From my experience, I've found that a two cup serving on the trail is very hearty to the point that I don't need to eat anything else with it. For example, I make/dehydrate spaghetti at home, complete with pasta, meat and sauce.

I measure out two full cups on a dehydrator sheet, and when fully dried, comes out to 6 ounces. A 6oz. dried meal has always worked for me.

You could start there and adjust accordingly to your own appetite.

Ground Control
11-14-2014, 09:58
I've been using a Nesco Professional for about 3 years now, still a beginner. I've tried several beef jerky recipes, but Ted's Herky Jerky recipe has a consensus as to being the best.

Ted's Herky Jerky Recipe:
from http://www.backpacker.com/news-and-events/news/trail-news/trail-chef-world-s-best-beef-jerky/


You could buy a Nesco Professional on Amazon for $69 ($20 off) right now. Free shipping:
http://www.amazon.com/Nesco-Snackmaster-Food-Dehydrator-FD-75A/dp/B0090WOCN0

gunner76
11-15-2014, 00:29
check out bablefish5's The Hunger Hammock Hanger http://www.hungryhammockhanger.com/ for lots of great DIY meals for backpacking.

squeezebox
11-19-2014, 22:29
I'm not sure what to think. By the time I cook, dry , portion control, adjust the above, package, mail, a load of work. My son( in chef school) and my ex-wife are way to flakey to trust. My brother eats meat XXX well done. I served him once a medium well done burger and he accused me of serving him a raw burger.
His wife is no better .
So sending to me is on me, no room for adjustment, and little knowledge. So I think I may be better off buying an extra canister and cooking on the trail.

Deacon
11-19-2014, 22:36
I'm not sure what to think. By the time I cook, dry , portion control, adjust the above, package, mail, a load of work. My son( in chef school) and my ex-wife are way to flakey to trust. My brother eats meat XXX well done. I served him once a medium well done burger and he accused me of serving him a raw burger.
His wife is no better .
So sending to me is on me, no room for adjustment, and little knowledge. So I think I may be better off buying an extra canister and cooking on the trail.

But the food you buy on the trail is generally a lot crappier than preparing your own ahead of time. But then again, maybe you don't mind that.

July
11-20-2014, 07:57
I'm not sure what to think. By the time I cook, dry , portion control, adjust the above, package, mail, a load of work. My son( in chef school) and my ex-wife are way to flakey to trust. My brother eats meat XXX well done. I served him once a medium well done burger and he accused me of serving him a raw burger.
His wife is no better .
So sending to me is on me, no room for adjustment, and little knowledge. So I think I may be better off buying an extra canister and cooking on the trail.

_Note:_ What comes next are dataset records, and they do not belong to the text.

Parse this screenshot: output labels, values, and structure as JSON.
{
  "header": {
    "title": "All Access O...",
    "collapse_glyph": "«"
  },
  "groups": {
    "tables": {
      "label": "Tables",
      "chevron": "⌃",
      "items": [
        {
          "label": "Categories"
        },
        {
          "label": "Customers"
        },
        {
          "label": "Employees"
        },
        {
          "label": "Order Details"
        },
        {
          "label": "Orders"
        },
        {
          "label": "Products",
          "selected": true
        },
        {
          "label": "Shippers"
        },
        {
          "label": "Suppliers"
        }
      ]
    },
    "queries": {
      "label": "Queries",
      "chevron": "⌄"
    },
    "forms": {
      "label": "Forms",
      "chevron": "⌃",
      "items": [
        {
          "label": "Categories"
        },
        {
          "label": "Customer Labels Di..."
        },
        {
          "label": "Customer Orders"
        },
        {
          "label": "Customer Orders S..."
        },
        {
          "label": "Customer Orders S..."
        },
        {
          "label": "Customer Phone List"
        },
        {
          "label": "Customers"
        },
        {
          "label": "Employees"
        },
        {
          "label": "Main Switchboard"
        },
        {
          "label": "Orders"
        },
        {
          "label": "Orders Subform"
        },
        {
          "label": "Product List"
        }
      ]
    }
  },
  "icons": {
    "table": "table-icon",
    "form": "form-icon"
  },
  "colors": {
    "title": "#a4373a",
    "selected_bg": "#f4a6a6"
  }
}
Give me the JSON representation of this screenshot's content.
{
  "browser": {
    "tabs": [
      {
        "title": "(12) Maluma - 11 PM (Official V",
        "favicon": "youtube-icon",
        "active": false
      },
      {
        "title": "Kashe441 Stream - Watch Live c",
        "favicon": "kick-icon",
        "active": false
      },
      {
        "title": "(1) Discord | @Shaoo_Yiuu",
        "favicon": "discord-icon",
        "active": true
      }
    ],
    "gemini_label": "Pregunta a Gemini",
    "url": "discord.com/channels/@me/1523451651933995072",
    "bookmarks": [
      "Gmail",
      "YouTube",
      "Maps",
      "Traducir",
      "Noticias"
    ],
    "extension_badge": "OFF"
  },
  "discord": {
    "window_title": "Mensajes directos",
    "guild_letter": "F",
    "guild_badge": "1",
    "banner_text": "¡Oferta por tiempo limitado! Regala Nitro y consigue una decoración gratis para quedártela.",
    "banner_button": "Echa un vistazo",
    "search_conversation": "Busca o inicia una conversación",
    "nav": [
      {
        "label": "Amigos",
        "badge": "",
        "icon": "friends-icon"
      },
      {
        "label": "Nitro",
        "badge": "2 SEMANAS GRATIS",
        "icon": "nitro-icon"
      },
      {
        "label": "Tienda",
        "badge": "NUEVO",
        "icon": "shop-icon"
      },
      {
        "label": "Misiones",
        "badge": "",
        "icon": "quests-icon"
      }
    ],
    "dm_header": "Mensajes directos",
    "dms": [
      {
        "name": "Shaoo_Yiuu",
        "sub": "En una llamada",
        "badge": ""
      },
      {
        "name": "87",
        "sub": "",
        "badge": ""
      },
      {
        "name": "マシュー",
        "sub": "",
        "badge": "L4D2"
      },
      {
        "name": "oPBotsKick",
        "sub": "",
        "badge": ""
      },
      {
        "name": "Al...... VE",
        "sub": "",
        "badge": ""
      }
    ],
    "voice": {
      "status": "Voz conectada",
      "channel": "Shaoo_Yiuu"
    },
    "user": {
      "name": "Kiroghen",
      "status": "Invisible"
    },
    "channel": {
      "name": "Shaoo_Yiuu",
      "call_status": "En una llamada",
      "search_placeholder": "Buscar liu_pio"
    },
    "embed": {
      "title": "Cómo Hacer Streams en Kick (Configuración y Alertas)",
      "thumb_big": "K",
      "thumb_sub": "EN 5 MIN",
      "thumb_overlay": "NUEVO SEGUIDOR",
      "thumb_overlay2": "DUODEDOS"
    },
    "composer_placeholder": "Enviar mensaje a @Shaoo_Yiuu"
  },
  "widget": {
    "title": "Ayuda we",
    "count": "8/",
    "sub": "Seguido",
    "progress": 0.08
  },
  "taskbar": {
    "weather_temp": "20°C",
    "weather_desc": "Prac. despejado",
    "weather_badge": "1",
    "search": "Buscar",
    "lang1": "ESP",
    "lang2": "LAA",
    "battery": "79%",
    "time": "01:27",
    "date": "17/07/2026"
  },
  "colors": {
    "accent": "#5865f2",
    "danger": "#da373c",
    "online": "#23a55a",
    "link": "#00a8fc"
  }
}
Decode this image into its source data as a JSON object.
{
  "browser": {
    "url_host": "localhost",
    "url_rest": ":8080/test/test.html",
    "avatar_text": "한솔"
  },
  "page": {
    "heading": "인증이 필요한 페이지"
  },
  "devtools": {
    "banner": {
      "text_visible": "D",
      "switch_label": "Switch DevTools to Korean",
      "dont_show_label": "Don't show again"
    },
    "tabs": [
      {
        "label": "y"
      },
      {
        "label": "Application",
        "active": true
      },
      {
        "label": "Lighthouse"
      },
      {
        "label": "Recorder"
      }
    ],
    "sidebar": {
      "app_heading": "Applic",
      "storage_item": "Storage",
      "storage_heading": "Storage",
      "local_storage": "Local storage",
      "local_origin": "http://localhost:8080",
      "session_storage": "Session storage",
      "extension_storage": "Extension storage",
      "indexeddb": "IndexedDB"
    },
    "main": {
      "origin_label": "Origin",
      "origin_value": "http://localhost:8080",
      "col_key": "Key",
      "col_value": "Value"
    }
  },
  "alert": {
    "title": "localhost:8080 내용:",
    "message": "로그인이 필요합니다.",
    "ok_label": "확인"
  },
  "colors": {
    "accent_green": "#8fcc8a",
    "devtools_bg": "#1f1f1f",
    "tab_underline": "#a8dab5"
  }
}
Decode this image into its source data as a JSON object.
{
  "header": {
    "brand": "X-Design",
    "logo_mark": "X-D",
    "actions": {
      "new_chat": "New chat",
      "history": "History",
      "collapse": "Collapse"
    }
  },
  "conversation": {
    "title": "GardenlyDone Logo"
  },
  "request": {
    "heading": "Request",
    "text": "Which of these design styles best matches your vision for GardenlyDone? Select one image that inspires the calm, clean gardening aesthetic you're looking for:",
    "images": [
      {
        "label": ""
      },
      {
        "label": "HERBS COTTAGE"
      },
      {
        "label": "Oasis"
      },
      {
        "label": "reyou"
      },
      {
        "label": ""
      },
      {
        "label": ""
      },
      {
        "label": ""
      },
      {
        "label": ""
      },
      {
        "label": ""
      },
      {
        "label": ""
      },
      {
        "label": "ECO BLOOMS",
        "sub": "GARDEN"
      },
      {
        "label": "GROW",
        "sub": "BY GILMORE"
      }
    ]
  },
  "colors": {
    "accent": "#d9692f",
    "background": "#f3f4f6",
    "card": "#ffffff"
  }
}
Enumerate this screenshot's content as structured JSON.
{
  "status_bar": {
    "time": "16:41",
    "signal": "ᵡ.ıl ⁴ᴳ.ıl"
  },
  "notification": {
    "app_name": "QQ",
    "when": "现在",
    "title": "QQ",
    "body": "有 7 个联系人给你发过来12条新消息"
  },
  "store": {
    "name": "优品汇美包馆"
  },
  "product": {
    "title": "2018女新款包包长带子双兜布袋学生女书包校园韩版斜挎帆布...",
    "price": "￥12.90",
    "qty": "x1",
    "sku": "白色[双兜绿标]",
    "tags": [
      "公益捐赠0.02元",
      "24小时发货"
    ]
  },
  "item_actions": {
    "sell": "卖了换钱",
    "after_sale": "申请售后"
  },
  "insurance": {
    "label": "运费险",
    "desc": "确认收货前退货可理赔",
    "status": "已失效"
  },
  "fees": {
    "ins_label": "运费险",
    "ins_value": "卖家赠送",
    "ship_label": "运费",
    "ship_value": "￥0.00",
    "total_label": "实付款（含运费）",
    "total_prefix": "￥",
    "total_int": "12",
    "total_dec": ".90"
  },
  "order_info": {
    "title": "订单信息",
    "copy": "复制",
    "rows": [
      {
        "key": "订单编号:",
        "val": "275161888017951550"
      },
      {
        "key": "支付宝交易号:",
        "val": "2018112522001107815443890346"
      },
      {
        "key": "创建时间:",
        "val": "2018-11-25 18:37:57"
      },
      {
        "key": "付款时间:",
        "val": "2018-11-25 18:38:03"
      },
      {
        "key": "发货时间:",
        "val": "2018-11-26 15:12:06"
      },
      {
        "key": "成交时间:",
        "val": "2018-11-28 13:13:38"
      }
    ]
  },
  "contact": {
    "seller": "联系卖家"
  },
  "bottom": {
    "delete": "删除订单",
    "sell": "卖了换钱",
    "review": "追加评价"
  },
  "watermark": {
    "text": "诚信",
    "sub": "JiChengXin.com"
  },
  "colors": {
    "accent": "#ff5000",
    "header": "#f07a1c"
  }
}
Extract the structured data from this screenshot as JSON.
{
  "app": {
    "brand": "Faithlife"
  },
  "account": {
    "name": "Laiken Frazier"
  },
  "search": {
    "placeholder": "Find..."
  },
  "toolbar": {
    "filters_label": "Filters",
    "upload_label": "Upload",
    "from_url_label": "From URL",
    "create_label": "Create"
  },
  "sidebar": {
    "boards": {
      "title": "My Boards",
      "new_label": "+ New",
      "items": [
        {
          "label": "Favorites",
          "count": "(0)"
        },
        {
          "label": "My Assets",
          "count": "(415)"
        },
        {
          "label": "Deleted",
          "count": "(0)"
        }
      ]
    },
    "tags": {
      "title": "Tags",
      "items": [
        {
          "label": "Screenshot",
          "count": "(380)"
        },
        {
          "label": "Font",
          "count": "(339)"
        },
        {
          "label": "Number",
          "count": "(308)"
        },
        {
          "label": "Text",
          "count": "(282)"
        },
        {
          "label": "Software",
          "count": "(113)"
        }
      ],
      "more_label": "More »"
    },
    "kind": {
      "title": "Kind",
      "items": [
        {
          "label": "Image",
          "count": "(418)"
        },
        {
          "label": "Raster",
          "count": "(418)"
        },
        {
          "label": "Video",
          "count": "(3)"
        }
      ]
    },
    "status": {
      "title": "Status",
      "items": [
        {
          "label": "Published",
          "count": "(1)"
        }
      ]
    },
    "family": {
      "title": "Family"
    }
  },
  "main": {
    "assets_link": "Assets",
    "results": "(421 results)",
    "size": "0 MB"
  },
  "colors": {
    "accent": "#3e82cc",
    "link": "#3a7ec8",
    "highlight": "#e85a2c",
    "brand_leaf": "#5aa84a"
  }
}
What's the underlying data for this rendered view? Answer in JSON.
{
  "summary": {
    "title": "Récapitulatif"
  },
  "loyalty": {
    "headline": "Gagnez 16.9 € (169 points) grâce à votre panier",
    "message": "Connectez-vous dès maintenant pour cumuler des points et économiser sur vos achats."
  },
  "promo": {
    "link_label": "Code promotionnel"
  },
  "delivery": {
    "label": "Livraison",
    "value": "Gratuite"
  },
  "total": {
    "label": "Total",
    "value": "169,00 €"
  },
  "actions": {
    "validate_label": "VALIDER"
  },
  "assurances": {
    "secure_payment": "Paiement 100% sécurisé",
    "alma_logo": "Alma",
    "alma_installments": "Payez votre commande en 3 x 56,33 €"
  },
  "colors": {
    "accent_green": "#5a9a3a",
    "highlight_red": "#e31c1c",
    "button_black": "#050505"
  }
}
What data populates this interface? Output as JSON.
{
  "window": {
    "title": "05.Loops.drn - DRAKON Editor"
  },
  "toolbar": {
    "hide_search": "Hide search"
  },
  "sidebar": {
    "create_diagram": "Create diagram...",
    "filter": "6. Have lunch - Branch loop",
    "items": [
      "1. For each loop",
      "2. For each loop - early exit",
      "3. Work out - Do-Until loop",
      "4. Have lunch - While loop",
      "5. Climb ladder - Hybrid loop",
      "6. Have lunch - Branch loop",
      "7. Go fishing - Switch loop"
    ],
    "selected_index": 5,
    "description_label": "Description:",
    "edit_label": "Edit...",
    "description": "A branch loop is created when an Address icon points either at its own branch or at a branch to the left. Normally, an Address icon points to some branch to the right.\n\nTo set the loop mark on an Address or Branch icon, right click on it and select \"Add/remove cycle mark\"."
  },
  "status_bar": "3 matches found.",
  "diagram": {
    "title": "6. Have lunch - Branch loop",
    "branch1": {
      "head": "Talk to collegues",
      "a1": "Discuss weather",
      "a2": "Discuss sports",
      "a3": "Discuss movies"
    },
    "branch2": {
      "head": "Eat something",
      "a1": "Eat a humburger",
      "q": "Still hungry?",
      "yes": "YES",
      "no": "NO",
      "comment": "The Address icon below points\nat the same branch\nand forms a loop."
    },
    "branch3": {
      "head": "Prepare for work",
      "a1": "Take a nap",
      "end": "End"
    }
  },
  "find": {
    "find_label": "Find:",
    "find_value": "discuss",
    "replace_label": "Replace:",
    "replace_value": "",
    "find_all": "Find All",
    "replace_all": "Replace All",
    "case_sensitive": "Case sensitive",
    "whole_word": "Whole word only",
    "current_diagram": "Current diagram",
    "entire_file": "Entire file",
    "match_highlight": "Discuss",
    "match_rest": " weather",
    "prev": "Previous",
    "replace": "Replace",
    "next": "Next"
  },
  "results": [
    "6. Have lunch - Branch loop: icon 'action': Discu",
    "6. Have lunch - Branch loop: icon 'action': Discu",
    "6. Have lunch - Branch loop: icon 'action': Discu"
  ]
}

Well home prepared meals are without a doubt more healthy, assuming one cooks healthy. Mail drops can be nice but you also have to consider that if not preparing a variety of meals, they will get old after a while. Also you have to maintain that 'schedule' of hitting town and the pick-up points at the right time. Not so much an issue with hostels/B&B's, however very inconvenient when arriving in town on fri and PO dose'nt open til mon.

Maybe sending a couple of drops from Ga through the Smokies, which YOU can do before you leave. By the time you hit the Smokies you should have your groove down. Actually eating as you go, coming into towns and resupplying is a great way to go. You have access to fresh fruits, vegetables, herbs, etc. Eat well in town, then as well as possible on trail, because you will be hitting another town within 3-5 days depending on where you want to stop. Major plus about on the go resupply is the constant variety, as your tastes will change from time to time.